[Entries taken from a collection]
►

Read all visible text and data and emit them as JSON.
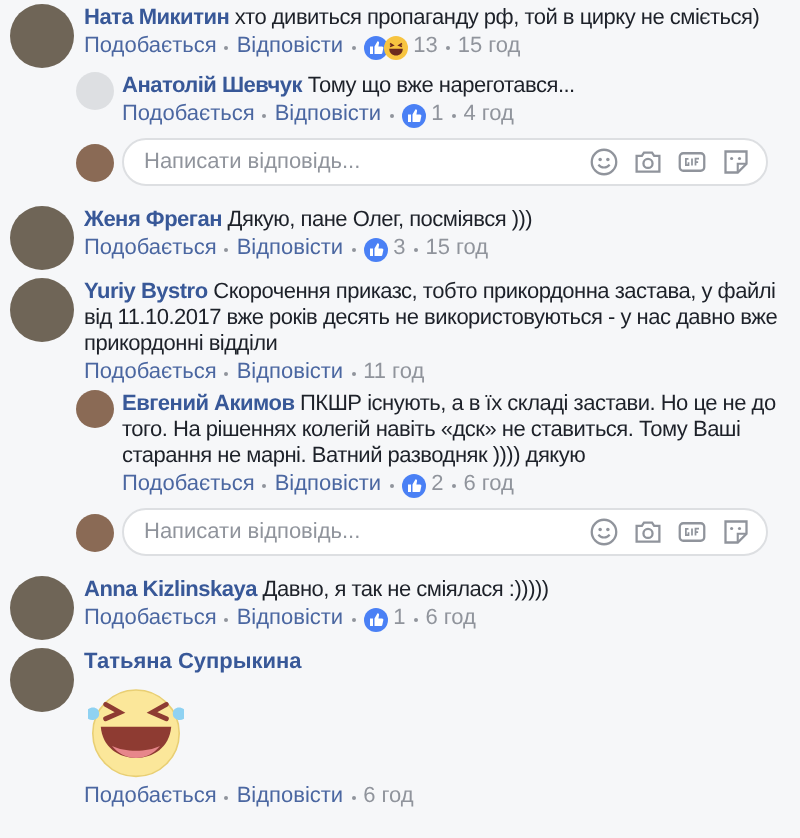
{
  "comments": [
    {
      "author": "Ната Микитин",
      "text": "хто дивиться пропаганду рф, той в цирку не сміється)",
      "actions": [
        "Подобається",
        "Відповісти"
      ],
      "reactions": [
        {
          "kind": "like"
        },
        {
          "kind": "haha"
        }
      ],
      "count": "13",
      "time": "15 год",
      "replies": [
        {
          "author": "Анатолій Шевчук",
          "text": "Тому що вже нареготався...",
          "actions": [
            "Подобається",
            "Відповісти"
          ],
          "kind": "no_photo",
          "reactions": [
            {
              "kind": "like"
            }
          ],
          "count": "1",
          "time": "4 год"
        }
      ],
      "reply_box": {
        "placeholder": "Написати відповідь..."
      }
    },
    {
      "author": "Женя Фреган",
      "text": "Дякую, пане Олег, посміявся )))",
      "actions": [
        "Подобається",
        "Відповісти"
      ],
      "reactions": [
        {
          "kind": "like"
        }
      ],
      "count": "3",
      "time": "15 год"
    },
    {
      "author": "Yuriy Bystro",
      "text": "Скорочення приказс, тобто прикордонна застава, у файлі від 11.10.2017 вже років десять не використовуються - у нас давно вже прикордонні відділи",
      "actions": [
        "Подобається",
        "Відповісти"
      ],
      "time": "11 год",
      "replies": [
        {
          "author": "Евгений Акимов",
          "text": "ПКШР існують, а в їх складі застави. Но це не до того. На рішеннях колегій навіть «дск» не ставиться. Тому Ваші старання не марні. Ватний разводняк )))) дякую",
          "actions": [
            "Подобається",
            "Відповісти"
          ],
          "kind": "photo",
          "reactions": [
            {
              "kind": "like"
            }
          ],
          "count": "2",
          "time": "6 год"
        }
      ],
      "reply_box": {
        "placeholder": "Написати відповідь..."
      }
    },
    {
      "author": "Anna Kizlinskaya",
      "text": "Давно, я так не сміялася :)))))",
      "actions": [
        "Подобається",
        "Відповісти"
      ],
      "reactions": [
        {
          "kind": "like"
        }
      ],
      "count": "1",
      "time": "6 год"
    },
    {
      "author": "Татьяна Супрыкина",
      "sticker": {
        "kind": "laughing"
      },
      "actions": [
        "Подобається",
        "Відповісти"
      ],
      "time": "6 год"
    }
  ]
}
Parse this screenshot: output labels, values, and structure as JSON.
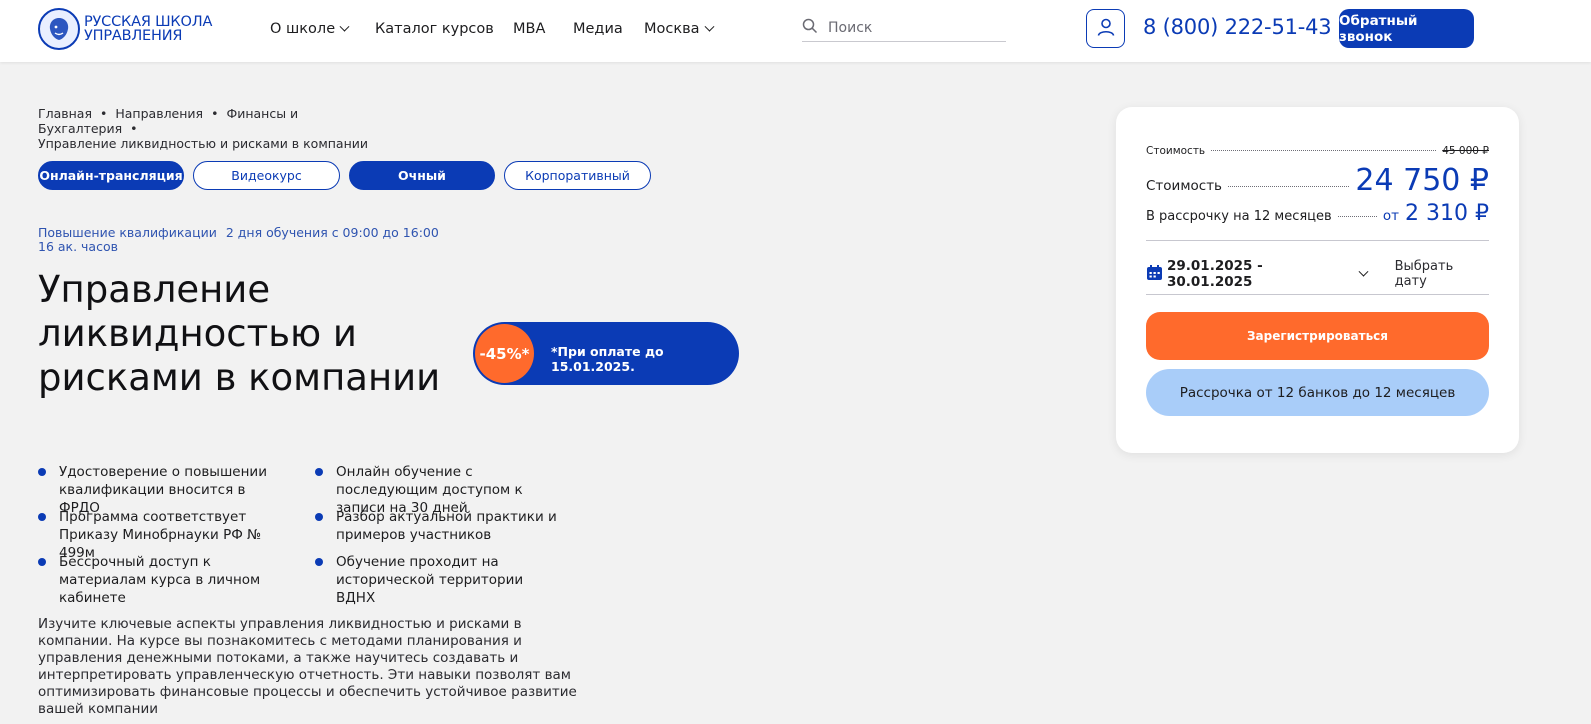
{
  "header": {
    "logo_text_line1": "Русская школа",
    "logo_text_line2": "управления",
    "nav": {
      "about": "О школе",
      "catalog": "Каталог курсов",
      "mba": "MBA",
      "media": "Медиа",
      "city": "Москва"
    },
    "search_placeholder": "Поиск",
    "phone": "8 (800) 222-51-43",
    "callback_label": "Обратный звонок"
  },
  "breadcrumbs": {
    "home": "Главная",
    "directions": "Направления",
    "finance": "Финансы и Бухгалтерия",
    "current": "Управление ликвидностью и рисками в компании"
  },
  "formats": {
    "online": "Онлайн-трансляция",
    "video": "Видеокурс",
    "offline": "Очный",
    "corporate": "Корпоративный"
  },
  "meta": {
    "type": "Повышение квалификации",
    "schedule": "2 дня обучения с 09:00 до 16:00",
    "hours": "16 ак. часов"
  },
  "title": "Управление ликвидностью и рисками в компании",
  "promo": {
    "discount": "-45%*",
    "note": "*При оплате до 15.01.2025."
  },
  "features": [
    "Удостоверение о повышении квалификации вносится в ФРДО",
    "Онлайн обучение с последующим доступом к записи на 30 дней",
    "Программа соответствует Приказу Минобрнауки РФ № 499м",
    "Разбор актуальной практики и примеров участников",
    "Бессрочный доступ к материалам курса в личном кабинете",
    "Обучение проходит на исторической территории ВДНХ"
  ],
  "description": "Изучите ключевые аспекты управления ликвидностью и рисками в компании. На курсе вы познакомитесь с методами планирования и управления денежными потоками, а также научитесь создавать и интерпретировать управленческую отчетность. Эти навыки позволят вам оптимизировать финансовые процессы и обеспечить устойчивое развитие вашей компании",
  "pricing": {
    "old_label": "Стоимость",
    "old_price": "45 000 ₽",
    "price_label": "Стоимость",
    "price": "24 750 ₽",
    "installment_label": "В рассрочку на 12 месяцев",
    "installment_prefix": "от",
    "installment_price": "2 310 ₽",
    "dates": "29.01.2025 - 30.01.2025",
    "choose_date": "Выбрать дату",
    "register_label": "Зарегистрироваться",
    "installment_button": "Рассрочка от 12 банков до 12 месяцев"
  },
  "colors": {
    "brand_blue": "#0b3bb5",
    "accent_orange": "#ff6a2c",
    "light_blue": "#a9cdf9",
    "background": "#f2f2f2"
  }
}
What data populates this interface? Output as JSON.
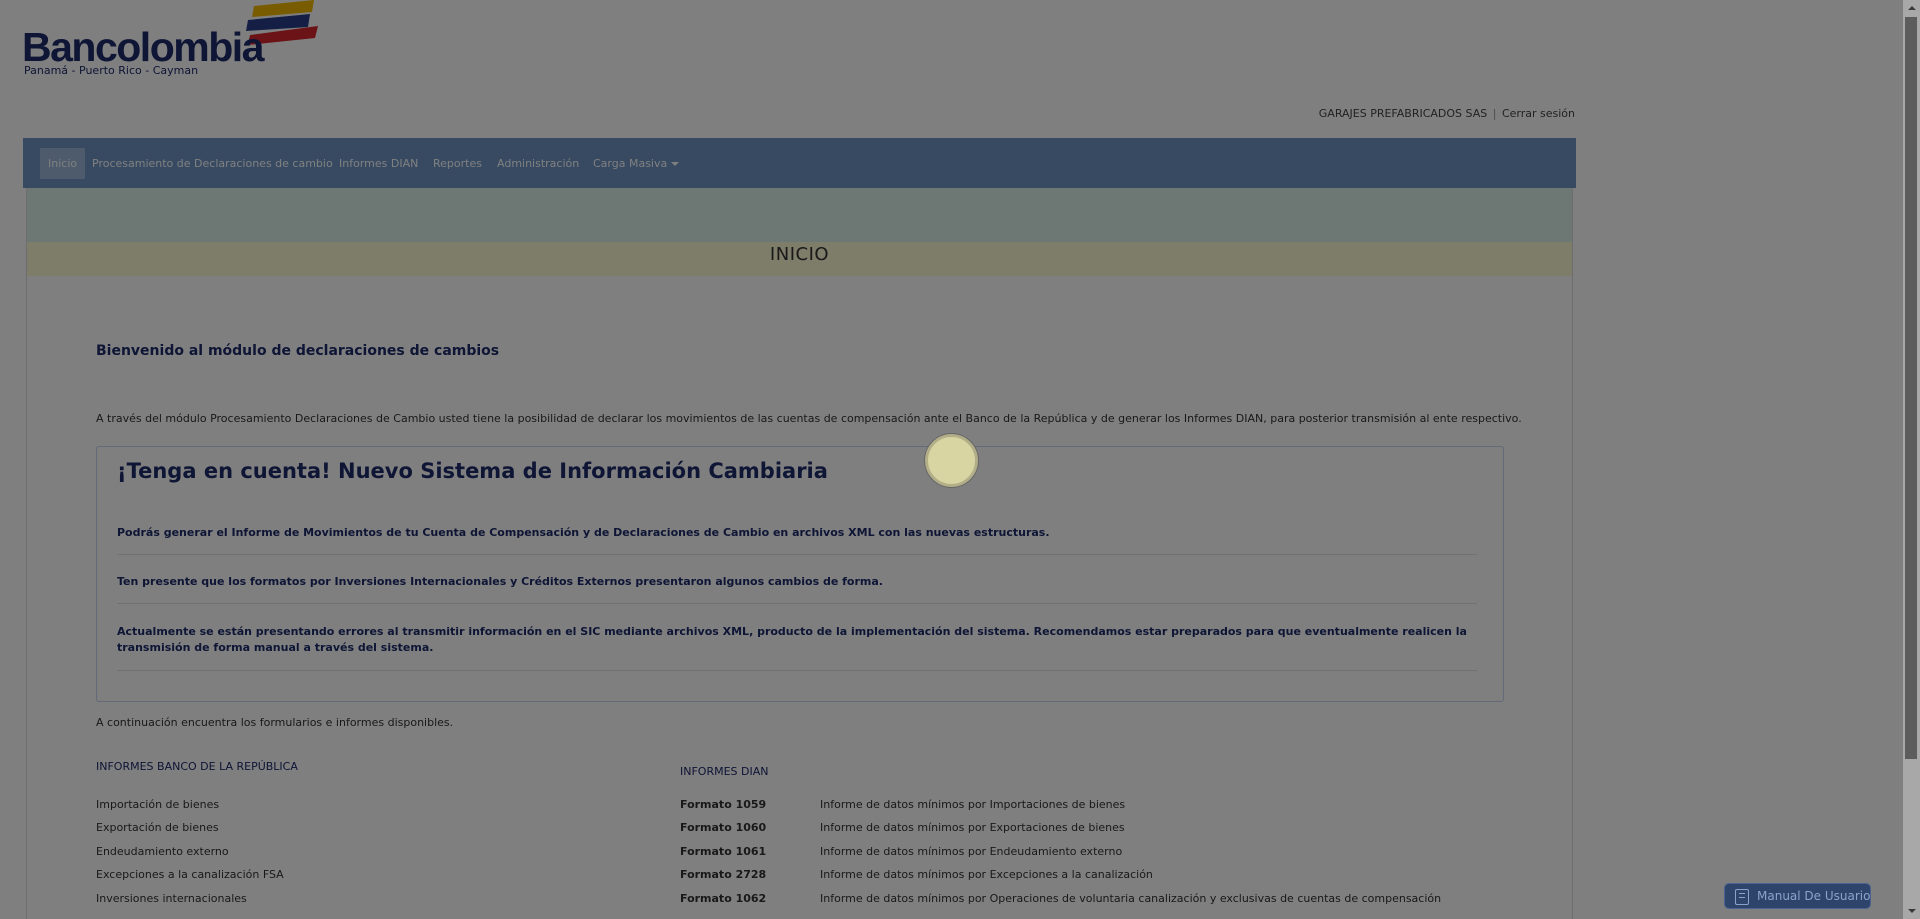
{
  "header": {
    "brand": "Bancolombia",
    "brand_sub": "Panamá - Puerto Rico - Cayman",
    "user_company": "GARAJES PREFABRICADOS SAS",
    "separator": "|",
    "logout_label": "Cerrar sesión"
  },
  "nav": {
    "items": [
      {
        "label": "Inicio"
      },
      {
        "label": "Procesamiento de Declaraciones de cambio"
      },
      {
        "label": "Informes DIAN"
      },
      {
        "label": "Reportes"
      },
      {
        "label": "Administración"
      },
      {
        "label": "Carga Masiva"
      }
    ]
  },
  "main": {
    "page_title": "INICIO",
    "welcome": "Bienvenido al módulo de declaraciones de cambios",
    "intro": "A través del módulo Procesamiento Declaraciones de Cambio usted tiene la posibilidad de declarar los movimientos de las cuentas de compensación ante el Banco de la República y de generar los Informes DIAN, para posterior transmisión al ente respectivo.",
    "notice": {
      "title": "¡Tenga en cuenta! Nuevo Sistema de Información Cambiaria",
      "p1": "Podrás generar el Informe de Movimientos de tu Cuenta de Compensación y de Declaraciones de Cambio en archivos XML con las nuevas estructuras.",
      "p2": "Ten presente que los formatos por Inversiones Internacionales y Créditos Externos presentaron algunos cambios de forma.",
      "p3": "Actualmente se están presentando errores al transmitir información en el SIC mediante archivos XML, producto de la implementación del sistema. Recomendamos estar preparados para que eventualmente realicen la transmisión de forma manual a través del sistema."
    },
    "available": "A continuación encuentra los formularios e informes disponibles.",
    "banco_title": "INFORMES BANCO DE LA REPÚBLICA",
    "banco_items": [
      "Importación de bienes",
      "Exportación de bienes",
      "Endeudamiento externo",
      "Excepciones a la canalización FSA",
      "Inversiones internacionales"
    ],
    "dian_title": "INFORMES DIAN",
    "dian_items": [
      {
        "format": "Formato 1059",
        "desc": "Informe de datos mínimos por Importaciones de bienes"
      },
      {
        "format": "Formato 1060",
        "desc": "Informe de datos mínimos por Exportaciones de bienes"
      },
      {
        "format": "Formato 1061",
        "desc": "Informe de datos mínimos por Endeudamiento externo"
      },
      {
        "format": "Formato 2728",
        "desc": "Informe de datos mínimos por Excepciones a la canalización"
      },
      {
        "format": "Formato 1062",
        "desc": "Informe de datos mínimos por Operaciones de voluntaria canalización y exclusivas de cuentas de compensación"
      }
    ]
  },
  "manual_button": "Manual De Usuario",
  "colors": {
    "navbar": "#6f95c4",
    "brand_blue": "#1c2a6b",
    "overlay": "rgba(0,0,0,0.5)"
  },
  "icons": [
    "caret-down-icon",
    "book-icon",
    "loading-spinner"
  ]
}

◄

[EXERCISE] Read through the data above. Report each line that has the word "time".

[TASK SOLUTION]
      "time": "15 год",
          "time": "4 год"
      "time": "15 год"
      "time": "11 год",
          "time": "6 год"
      "time": "6 год"
      "time": "6 год"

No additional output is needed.